(INPUT MATERIAL)
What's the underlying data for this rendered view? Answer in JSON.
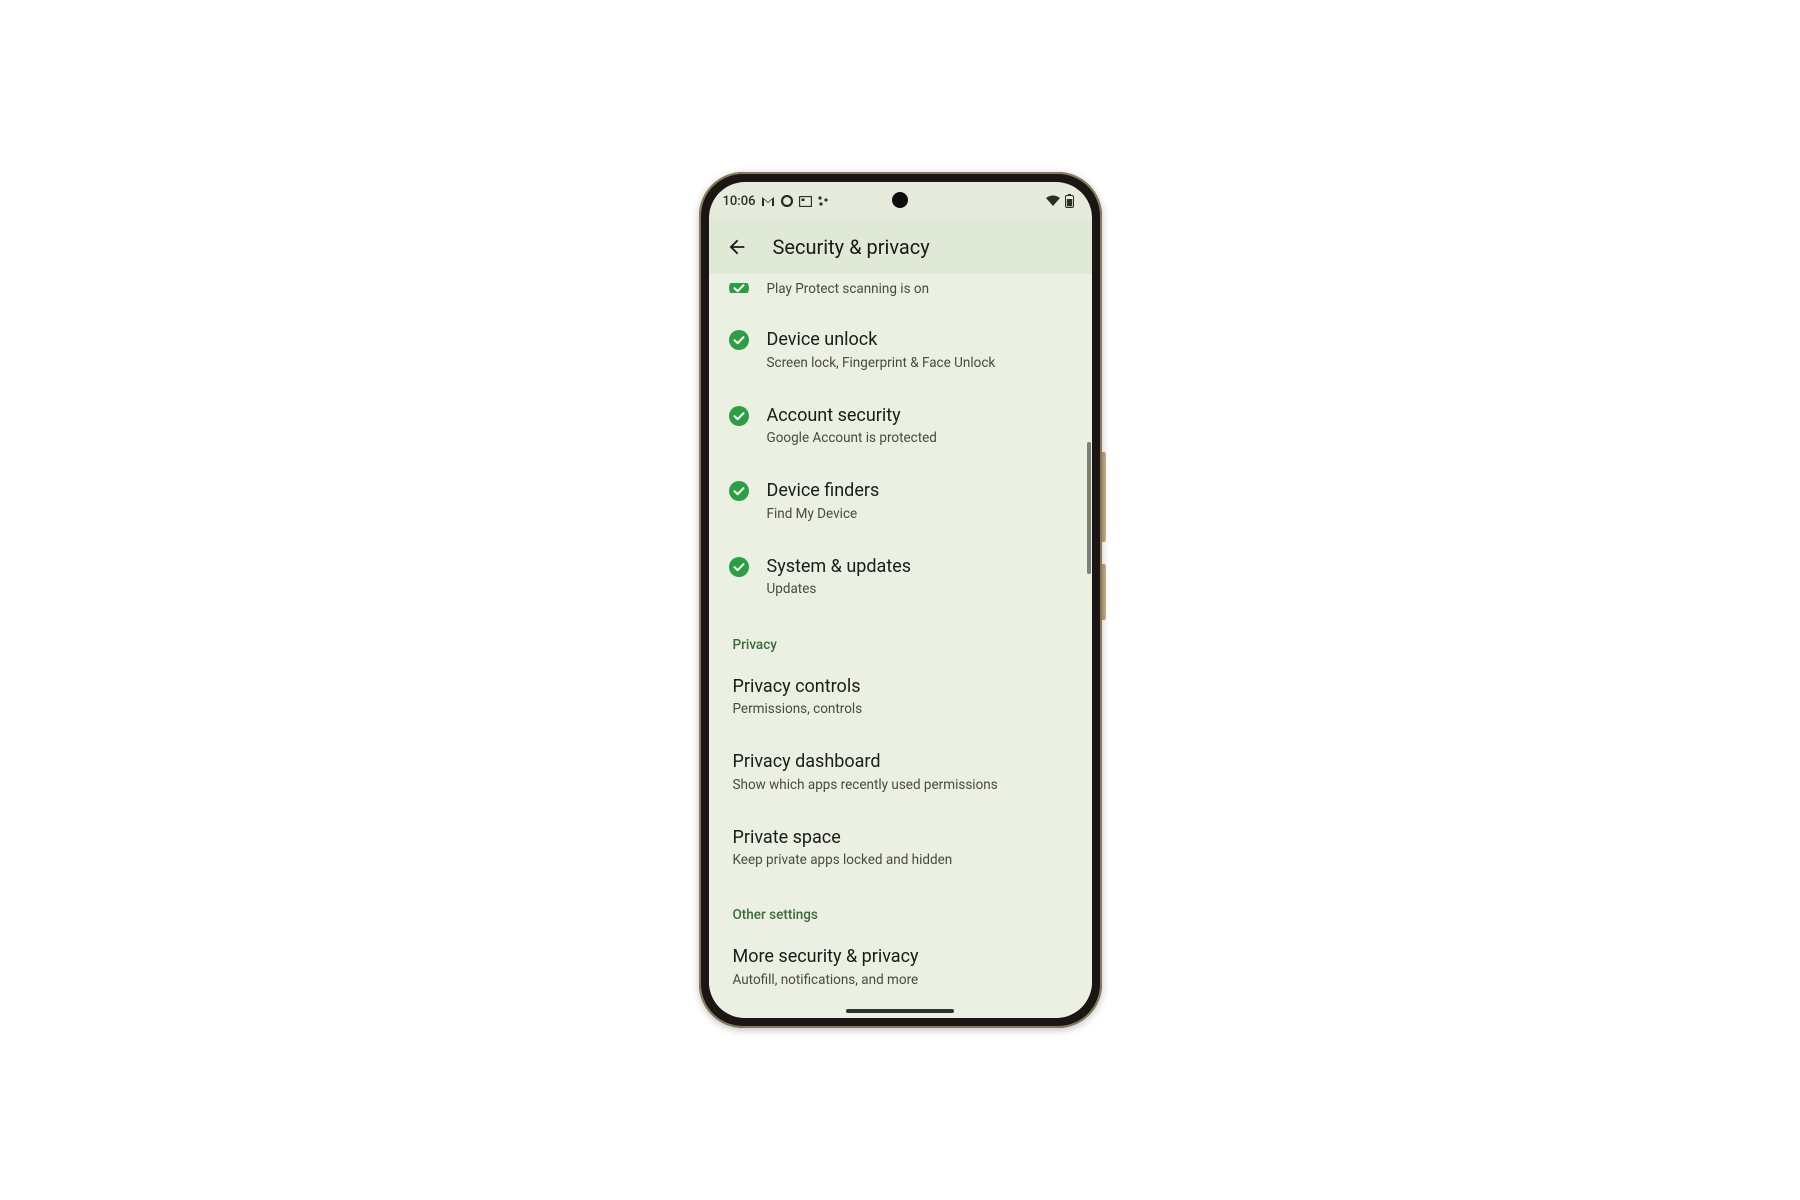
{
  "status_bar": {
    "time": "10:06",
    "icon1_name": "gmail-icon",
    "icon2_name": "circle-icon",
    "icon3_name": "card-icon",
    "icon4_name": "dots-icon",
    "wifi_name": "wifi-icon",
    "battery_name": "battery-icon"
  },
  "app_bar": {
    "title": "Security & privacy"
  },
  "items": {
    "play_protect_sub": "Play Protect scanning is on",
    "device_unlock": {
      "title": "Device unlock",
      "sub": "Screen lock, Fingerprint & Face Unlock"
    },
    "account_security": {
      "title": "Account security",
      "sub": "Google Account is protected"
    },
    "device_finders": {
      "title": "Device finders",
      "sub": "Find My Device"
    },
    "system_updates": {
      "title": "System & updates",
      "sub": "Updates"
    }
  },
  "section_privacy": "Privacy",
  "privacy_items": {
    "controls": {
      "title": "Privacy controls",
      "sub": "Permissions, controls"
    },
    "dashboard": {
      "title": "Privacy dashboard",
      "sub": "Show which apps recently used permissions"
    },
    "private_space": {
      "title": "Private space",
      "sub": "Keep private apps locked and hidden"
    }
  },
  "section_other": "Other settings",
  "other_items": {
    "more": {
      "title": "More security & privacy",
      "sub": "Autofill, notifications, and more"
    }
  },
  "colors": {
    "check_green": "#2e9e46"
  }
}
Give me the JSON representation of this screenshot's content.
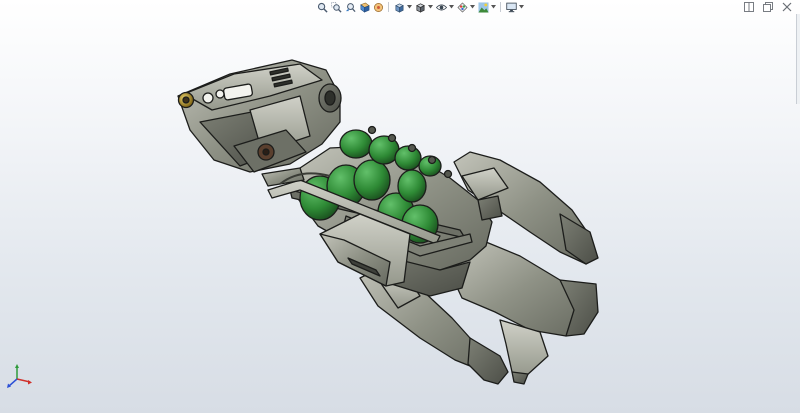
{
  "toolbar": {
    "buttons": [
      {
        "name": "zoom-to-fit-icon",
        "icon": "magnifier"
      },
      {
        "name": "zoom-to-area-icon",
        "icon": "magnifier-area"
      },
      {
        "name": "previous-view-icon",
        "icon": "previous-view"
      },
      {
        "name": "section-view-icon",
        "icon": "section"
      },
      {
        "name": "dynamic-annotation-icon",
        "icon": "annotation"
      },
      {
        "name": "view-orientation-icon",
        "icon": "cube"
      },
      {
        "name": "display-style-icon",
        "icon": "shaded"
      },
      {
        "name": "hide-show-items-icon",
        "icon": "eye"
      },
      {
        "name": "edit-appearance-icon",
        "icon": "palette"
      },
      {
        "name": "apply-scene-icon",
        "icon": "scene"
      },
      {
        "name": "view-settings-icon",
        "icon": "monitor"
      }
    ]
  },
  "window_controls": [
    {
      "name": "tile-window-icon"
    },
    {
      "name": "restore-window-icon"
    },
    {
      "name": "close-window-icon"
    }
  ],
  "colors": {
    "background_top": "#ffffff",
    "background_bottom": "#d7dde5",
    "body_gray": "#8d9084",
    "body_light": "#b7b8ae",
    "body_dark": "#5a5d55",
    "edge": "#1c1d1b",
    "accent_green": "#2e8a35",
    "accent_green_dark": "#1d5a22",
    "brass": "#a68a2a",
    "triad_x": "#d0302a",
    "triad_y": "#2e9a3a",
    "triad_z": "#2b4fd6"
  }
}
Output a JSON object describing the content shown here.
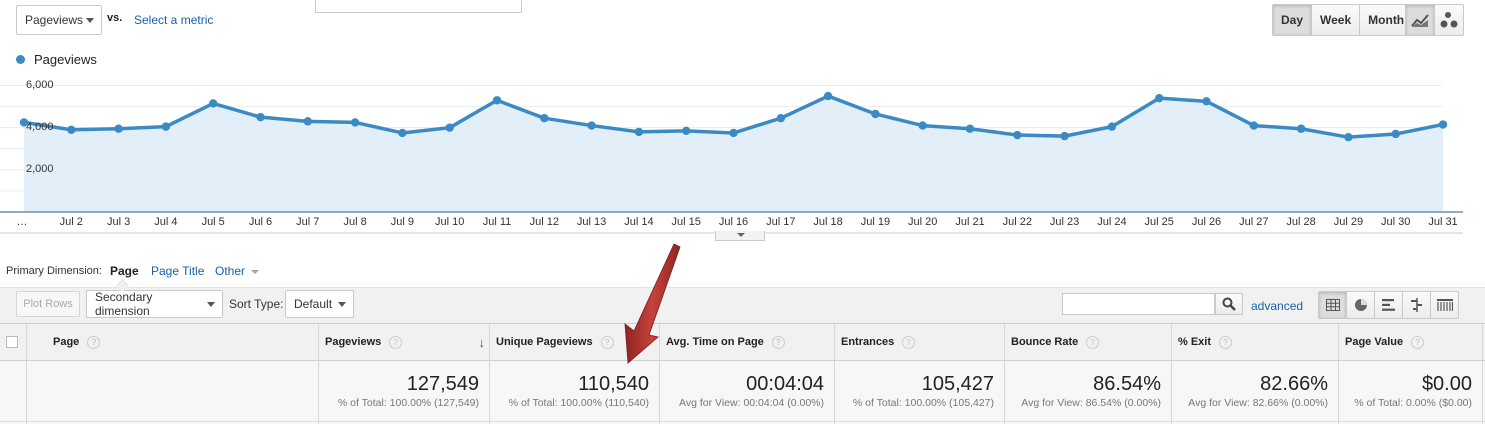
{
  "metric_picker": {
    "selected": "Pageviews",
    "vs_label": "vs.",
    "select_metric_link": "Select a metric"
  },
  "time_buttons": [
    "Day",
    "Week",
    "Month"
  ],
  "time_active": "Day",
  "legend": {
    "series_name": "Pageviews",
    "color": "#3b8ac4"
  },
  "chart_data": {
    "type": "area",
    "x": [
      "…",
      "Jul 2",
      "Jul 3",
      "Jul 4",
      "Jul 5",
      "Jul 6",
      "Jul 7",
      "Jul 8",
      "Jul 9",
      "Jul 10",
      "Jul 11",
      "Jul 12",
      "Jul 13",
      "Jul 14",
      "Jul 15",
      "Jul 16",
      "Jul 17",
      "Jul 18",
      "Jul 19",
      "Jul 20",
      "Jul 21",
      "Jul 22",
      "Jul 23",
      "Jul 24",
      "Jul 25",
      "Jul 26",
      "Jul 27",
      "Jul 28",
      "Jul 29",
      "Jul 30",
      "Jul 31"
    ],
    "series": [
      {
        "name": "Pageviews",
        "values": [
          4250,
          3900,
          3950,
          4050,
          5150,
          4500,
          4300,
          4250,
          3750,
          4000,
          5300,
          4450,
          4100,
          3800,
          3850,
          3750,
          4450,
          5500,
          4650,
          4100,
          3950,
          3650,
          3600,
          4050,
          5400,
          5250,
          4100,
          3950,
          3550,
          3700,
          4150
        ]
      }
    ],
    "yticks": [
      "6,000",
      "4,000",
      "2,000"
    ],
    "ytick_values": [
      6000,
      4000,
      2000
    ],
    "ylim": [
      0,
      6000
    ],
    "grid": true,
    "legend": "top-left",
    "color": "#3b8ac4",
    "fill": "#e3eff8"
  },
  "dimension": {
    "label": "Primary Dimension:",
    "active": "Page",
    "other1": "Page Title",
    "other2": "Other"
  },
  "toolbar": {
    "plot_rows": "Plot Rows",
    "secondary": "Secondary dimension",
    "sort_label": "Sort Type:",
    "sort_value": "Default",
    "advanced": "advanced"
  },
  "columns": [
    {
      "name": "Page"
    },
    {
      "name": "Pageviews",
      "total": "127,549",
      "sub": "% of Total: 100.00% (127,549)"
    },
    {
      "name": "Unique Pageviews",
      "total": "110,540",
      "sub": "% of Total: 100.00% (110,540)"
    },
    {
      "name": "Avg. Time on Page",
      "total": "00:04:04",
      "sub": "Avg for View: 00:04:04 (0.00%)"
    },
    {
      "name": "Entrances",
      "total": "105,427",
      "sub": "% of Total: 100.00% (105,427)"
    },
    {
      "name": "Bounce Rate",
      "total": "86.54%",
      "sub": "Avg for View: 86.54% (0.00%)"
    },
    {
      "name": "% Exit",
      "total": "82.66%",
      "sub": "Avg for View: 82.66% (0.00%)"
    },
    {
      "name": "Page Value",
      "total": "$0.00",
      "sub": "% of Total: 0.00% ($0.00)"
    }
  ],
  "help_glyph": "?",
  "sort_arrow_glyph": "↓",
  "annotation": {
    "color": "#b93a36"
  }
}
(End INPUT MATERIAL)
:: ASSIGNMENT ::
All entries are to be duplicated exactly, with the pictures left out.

:: RESPONSE AREA ::
What's the underlying data for this rendered view? Answer in JSON.
{
  "status_bar": {
    "time": "10:06",
    "icon1_name": "gmail-icon",
    "icon2_name": "circle-icon",
    "icon3_name": "card-icon",
    "icon4_name": "dots-icon",
    "wifi_name": "wifi-icon",
    "battery_name": "battery-icon"
  },
  "app_bar": {
    "title": "Security & privacy"
  },
  "items": {
    "play_protect_sub": "Play Protect scanning is on",
    "device_unlock": {
      "title": "Device unlock",
      "sub": "Screen lock, Fingerprint & Face Unlock"
    },
    "account_security": {
      "title": "Account security",
      "sub": "Google Account is protected"
    },
    "device_finders": {
      "title": "Device finders",
      "sub": "Find My Device"
    },
    "system_updates": {
      "title": "System & updates",
      "sub": "Updates"
    }
  },
  "section_privacy": "Privacy",
  "privacy_items": {
    "controls": {
      "title": "Privacy controls",
      "sub": "Permissions, controls"
    },
    "dashboard": {
      "title": "Privacy dashboard",
      "sub": "Show which apps recently used permissions"
    },
    "private_space": {
      "title": "Private space",
      "sub": "Keep private apps locked and hidden"
    }
  },
  "section_other": "Other settings",
  "other_items": {
    "more": {
      "title": "More security & privacy",
      "sub": "Autofill, notifications, and more"
    }
  },
  "colors": {
    "check_green": "#2e9e46"
  }
}
Give me the JSON representation of this screenshot's content.
{
  "toolbar": {
    "buttons": [
      {
        "name": "zoom-to-fit-icon",
        "icon": "magnifier"
      },
      {
        "name": "zoom-to-area-icon",
        "icon": "magnifier-area"
      },
      {
        "name": "previous-view-icon",
        "icon": "previous-view"
      },
      {
        "name": "section-view-icon",
        "icon": "section"
      },
      {
        "name": "dynamic-annotation-icon",
        "icon": "annotation"
      },
      {
        "name": "view-orientation-icon",
        "icon": "cube"
      },
      {
        "name": "display-style-icon",
        "icon": "shaded"
      },
      {
        "name": "hide-show-items-icon",
        "icon": "eye"
      },
      {
        "name": "edit-appearance-icon",
        "icon": "palette"
      },
      {
        "name": "apply-scene-icon",
        "icon": "scene"
      },
      {
        "name": "view-settings-icon",
        "icon": "monitor"
      }
    ]
  },
  "window_controls": [
    {
      "name": "tile-window-icon"
    },
    {
      "name": "restore-window-icon"
    },
    {
      "name": "close-window-icon"
    }
  ],
  "colors": {
    "background_top": "#ffffff",
    "background_bottom": "#d7dde5",
    "body_gray": "#8d9084",
    "body_light": "#b7b8ae",
    "body_dark": "#5a5d55",
    "edge": "#1c1d1b",
    "accent_green": "#2e8a35",
    "accent_green_dark": "#1d5a22",
    "brass": "#a68a2a",
    "triad_x": "#d0302a",
    "triad_y": "#2e9a3a",
    "triad_z": "#2b4fd6"
  }
}
Output a JSON object describing the content shown here.
{
  "metric_picker": {
    "selected": "Pageviews",
    "vs_label": "vs.",
    "select_metric_link": "Select a metric"
  },
  "time_buttons": [
    "Day",
    "Week",
    "Month"
  ],
  "time_active": "Day",
  "legend": {
    "series_name": "Pageviews",
    "color": "#3b8ac4"
  },
  "chart_data": {
    "type": "area",
    "x": [
      "…",
      "Jul 2",
      "Jul 3",
      "Jul 4",
      "Jul 5",
      "Jul 6",
      "Jul 7",
      "Jul 8",
      "Jul 9",
      "Jul 10",
      "Jul 11",
      "Jul 12",
      "Jul 13",
      "Jul 14",
      "Jul 15",
      "Jul 16",
      "Jul 17",
      "Jul 18",
      "Jul 19",
      "Jul 20",
      "Jul 21",
      "Jul 22",
      "Jul 23",
      "Jul 24",
      "Jul 25",
      "Jul 26",
      "Jul 27",
      "Jul 28",
      "Jul 29",
      "Jul 30",
      "Jul 31"
    ],
    "series": [
      {
        "name": "Pageviews",
        "values": [
          4250,
          3900,
          3950,
          4050,
          5150,
          4500,
          4300,
          4250,
          3750,
          4000,
          5300,
          4450,
          4100,
          3800,
          3850,
          3750,
          4450,
          5500,
          4650,
          4100,
          3950,
          3650,
          3600,
          4050,
          5400,
          5250,
          4100,
          3950,
          3550,
          3700,
          4150
        ]
      }
    ],
    "yticks": [
      "6,000",
      "4,000",
      "2,000"
    ],
    "ytick_values": [
      6000,
      4000,
      2000
    ],
    "ylim": [
      0,
      6000
    ],
    "grid": true,
    "legend": "top-left",
    "color": "#3b8ac4",
    "fill": "#e3eff8"
  },
  "dimension": {
    "label": "Primary Dimension:",
    "active": "Page",
    "other1": "Page Title",
    "other2": "Other"
  },
  "toolbar": {
    "plot_rows": "Plot Rows",
    "secondary": "Secondary dimension",
    "sort_label": "Sort Type:",
    "sort_value": "Default",
    "advanced": "advanced"
  },
  "columns": [
    {
      "name": "Page"
    },
    {
      "name": "Pageviews",
      "total": "127,549",
      "sub": "% of Total: 100.00% (127,549)"
    },
    {
      "name": "Unique Pageviews",
      "total": "110,540",
      "sub": "% of Total: 100.00% (110,540)"
    },
    {
      "name": "Avg. Time on Page",
      "total": "00:04:04",
      "sub": "Avg for View: 00:04:04 (0.00%)"
    },
    {
      "name": "Entrances",
      "total": "105,427",
      "sub": "% of Total: 100.00% (105,427)"
    },
    {
      "name": "Bounce Rate",
      "total": "86.54%",
      "sub": "Avg for View: 86.54% (0.00%)"
    },
    {
      "name": "% Exit",
      "total": "82.66%",
      "sub": "Avg for View: 82.66% (0.00%)"
    },
    {
      "name": "Page Value",
      "total": "$0.00",
      "sub": "% of Total: 0.00% ($0.00)"
    }
  ],
  "help_glyph": "?",
  "sort_arrow_glyph": "↓",
  "annotation": {
    "color": "#b93a36"
  }
}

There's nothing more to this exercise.